We realized that while nice words are always wanted, words about us make us happier than words about our clothes, hair, and appearance.
“So, now we practice!” I said.
They got into groups of three. Their groups were not exactly their best playground buddies, either. One by one, they took turns looking at each other and telling nice words about each friend. They were a little hesitant at first, but as the words began to flow, the atmosphere shifted.
And that’s when the miracle happened.
Before my eyes, faces lifted. Eyes gleamed. Backs became straighter. Ugly words became forgotten.
You’re the nicest friend I’ve had.
You always help me if I drop my crayons.
You listen to Mrs. Givens so well in math. You’re so good at math.
You always play with me when no one else will.
You are smart.
You are a good listener.
I like the way you always take care of stuff.
I like you.
They smiled. They giggled. They blushed. They glowed.
All because of nice words.
I stood by my counter just watching and blinked my eyes rapidly and cleared my throat a few times to keep the tears at bay. The transformation was so quick and so touching.
All because of nice words.
The change remained throughout the day, with only a handful of moments that needed reminders about nice words.
I know that we will still need reminders. I know all of our problems aren’t solved. But today, I watched lives change in my classroom. Because of nice words.
It got me to thinking. What if the fantastic group of teachers that I work with got together in small groups, looked each other in the eyes, and told each friend something great about that person?

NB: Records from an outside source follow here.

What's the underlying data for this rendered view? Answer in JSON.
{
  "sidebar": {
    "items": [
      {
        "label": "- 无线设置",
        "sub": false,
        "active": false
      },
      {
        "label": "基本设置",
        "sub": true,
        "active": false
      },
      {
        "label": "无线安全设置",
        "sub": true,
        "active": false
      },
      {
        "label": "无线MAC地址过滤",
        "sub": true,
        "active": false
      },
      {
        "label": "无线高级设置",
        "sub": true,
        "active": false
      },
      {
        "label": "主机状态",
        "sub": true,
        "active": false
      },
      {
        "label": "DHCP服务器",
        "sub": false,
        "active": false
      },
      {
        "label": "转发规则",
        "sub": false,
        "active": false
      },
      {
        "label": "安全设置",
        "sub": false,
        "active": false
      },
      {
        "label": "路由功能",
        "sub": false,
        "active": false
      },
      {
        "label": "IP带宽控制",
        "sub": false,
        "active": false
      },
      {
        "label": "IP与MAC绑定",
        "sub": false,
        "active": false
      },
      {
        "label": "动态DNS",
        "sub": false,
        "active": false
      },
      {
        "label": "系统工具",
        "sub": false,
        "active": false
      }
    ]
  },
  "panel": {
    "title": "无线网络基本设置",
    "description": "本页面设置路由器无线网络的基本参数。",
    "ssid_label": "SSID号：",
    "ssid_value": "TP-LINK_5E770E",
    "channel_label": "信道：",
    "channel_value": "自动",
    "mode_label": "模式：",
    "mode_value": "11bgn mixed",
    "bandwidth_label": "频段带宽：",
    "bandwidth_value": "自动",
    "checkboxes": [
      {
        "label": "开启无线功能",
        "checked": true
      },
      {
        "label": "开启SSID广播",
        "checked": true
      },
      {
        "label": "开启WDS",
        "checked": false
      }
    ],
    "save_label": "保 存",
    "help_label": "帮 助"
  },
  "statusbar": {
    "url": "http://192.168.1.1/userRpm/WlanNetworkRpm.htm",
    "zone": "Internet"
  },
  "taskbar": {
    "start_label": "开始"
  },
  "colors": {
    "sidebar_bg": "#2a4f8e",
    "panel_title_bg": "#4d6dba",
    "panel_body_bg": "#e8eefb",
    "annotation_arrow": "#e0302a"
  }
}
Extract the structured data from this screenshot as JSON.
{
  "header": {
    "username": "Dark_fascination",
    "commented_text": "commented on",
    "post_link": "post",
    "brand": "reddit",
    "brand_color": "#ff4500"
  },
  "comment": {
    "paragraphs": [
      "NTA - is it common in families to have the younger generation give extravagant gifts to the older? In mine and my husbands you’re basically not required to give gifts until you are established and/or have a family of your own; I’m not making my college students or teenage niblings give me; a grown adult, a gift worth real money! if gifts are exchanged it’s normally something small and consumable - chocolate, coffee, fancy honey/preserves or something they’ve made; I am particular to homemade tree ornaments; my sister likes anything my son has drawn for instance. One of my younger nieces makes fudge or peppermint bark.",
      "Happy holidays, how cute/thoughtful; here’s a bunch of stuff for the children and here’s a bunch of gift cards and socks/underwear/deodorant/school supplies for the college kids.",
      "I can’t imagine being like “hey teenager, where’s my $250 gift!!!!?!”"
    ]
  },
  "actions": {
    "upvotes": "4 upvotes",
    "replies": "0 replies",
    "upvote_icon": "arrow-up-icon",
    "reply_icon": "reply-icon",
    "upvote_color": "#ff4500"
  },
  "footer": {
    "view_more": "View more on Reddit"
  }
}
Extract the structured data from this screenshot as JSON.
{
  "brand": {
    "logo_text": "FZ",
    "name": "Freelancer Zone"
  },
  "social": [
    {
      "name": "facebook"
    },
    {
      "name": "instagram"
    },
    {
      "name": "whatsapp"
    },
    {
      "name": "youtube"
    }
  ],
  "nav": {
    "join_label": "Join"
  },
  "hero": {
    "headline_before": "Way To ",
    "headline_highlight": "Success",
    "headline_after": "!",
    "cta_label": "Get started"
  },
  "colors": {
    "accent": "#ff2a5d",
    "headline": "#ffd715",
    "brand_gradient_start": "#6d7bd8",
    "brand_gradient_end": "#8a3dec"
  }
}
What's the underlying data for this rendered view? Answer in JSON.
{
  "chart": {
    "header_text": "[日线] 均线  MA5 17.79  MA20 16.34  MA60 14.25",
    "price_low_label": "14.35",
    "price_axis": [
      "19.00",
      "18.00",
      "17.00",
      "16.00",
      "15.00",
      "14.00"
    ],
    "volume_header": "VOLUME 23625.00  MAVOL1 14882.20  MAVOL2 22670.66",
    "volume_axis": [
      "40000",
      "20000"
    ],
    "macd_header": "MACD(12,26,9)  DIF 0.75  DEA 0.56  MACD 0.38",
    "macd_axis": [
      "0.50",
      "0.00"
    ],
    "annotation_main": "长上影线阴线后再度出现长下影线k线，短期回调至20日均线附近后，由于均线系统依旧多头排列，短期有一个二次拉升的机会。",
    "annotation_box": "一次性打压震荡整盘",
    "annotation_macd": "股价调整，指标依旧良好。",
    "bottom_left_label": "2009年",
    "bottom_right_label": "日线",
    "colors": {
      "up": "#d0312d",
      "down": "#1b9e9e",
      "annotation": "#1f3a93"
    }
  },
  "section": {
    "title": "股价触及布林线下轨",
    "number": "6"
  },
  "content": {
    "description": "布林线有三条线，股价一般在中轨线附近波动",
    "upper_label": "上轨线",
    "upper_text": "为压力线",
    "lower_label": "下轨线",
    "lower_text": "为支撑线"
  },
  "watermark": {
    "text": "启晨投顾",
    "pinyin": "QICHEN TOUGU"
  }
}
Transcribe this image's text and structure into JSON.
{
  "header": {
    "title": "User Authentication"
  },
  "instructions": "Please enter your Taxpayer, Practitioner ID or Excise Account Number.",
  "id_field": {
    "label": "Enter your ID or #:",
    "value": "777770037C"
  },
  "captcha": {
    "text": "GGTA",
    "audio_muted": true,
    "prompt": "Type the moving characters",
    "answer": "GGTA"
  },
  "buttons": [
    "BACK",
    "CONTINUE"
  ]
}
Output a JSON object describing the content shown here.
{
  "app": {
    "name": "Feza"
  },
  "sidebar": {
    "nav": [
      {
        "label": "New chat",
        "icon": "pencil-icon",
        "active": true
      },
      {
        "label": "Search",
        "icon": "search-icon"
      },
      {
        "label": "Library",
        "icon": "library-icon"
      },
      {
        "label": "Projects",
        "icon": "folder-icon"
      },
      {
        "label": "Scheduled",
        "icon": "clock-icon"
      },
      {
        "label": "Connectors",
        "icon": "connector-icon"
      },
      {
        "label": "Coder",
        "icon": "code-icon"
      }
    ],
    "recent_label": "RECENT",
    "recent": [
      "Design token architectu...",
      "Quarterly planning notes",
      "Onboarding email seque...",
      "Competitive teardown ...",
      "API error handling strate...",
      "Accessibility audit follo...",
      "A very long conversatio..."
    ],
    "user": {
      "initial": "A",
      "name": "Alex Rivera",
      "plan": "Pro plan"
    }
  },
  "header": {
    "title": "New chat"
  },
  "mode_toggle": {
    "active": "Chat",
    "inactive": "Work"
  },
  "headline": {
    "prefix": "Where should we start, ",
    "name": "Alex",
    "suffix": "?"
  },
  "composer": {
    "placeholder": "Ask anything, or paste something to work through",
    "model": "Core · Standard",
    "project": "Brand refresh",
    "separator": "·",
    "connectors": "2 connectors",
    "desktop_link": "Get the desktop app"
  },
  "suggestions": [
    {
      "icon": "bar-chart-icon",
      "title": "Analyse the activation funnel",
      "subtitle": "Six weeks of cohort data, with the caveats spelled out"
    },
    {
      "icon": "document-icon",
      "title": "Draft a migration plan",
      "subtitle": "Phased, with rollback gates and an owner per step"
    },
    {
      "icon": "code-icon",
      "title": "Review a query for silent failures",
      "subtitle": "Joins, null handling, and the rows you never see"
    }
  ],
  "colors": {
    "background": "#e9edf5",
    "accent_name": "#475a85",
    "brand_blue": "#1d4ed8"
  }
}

What if my group of friends sincerely told each other of the good that we see in each of us?
What if families spent more time saying nice words than they did fussing and running from one place to the next?
The miracle of words could eventually change the world! I know for sure that it did in my classroom today. 🙂
You are such a good teacher, Paige!
Thank you! There’s no better compliment for a teacher! 🙂
Sticks and stones HURT my bones, but kind words make me HAPPY!
This is my prep time and I am sitting here reading your blog post….I do not feel guilty because this post helped me prep for this afternoon and days to come on into the next school year. It is not everyday that I read your blog because we all can find so much more that we need to be doing. When I do I am always blessed and usually the words always move me to try and be a better person/teacher. Probably need to add this to my schedule!!!
Thank you Paige for being such a wonderful patient ,kind, and encouraging person.
I need this in my own life! Wish we would have an entire day across the world that we could only say nice words…. Especially the news…. Kids can be so much smarter than grown-ups.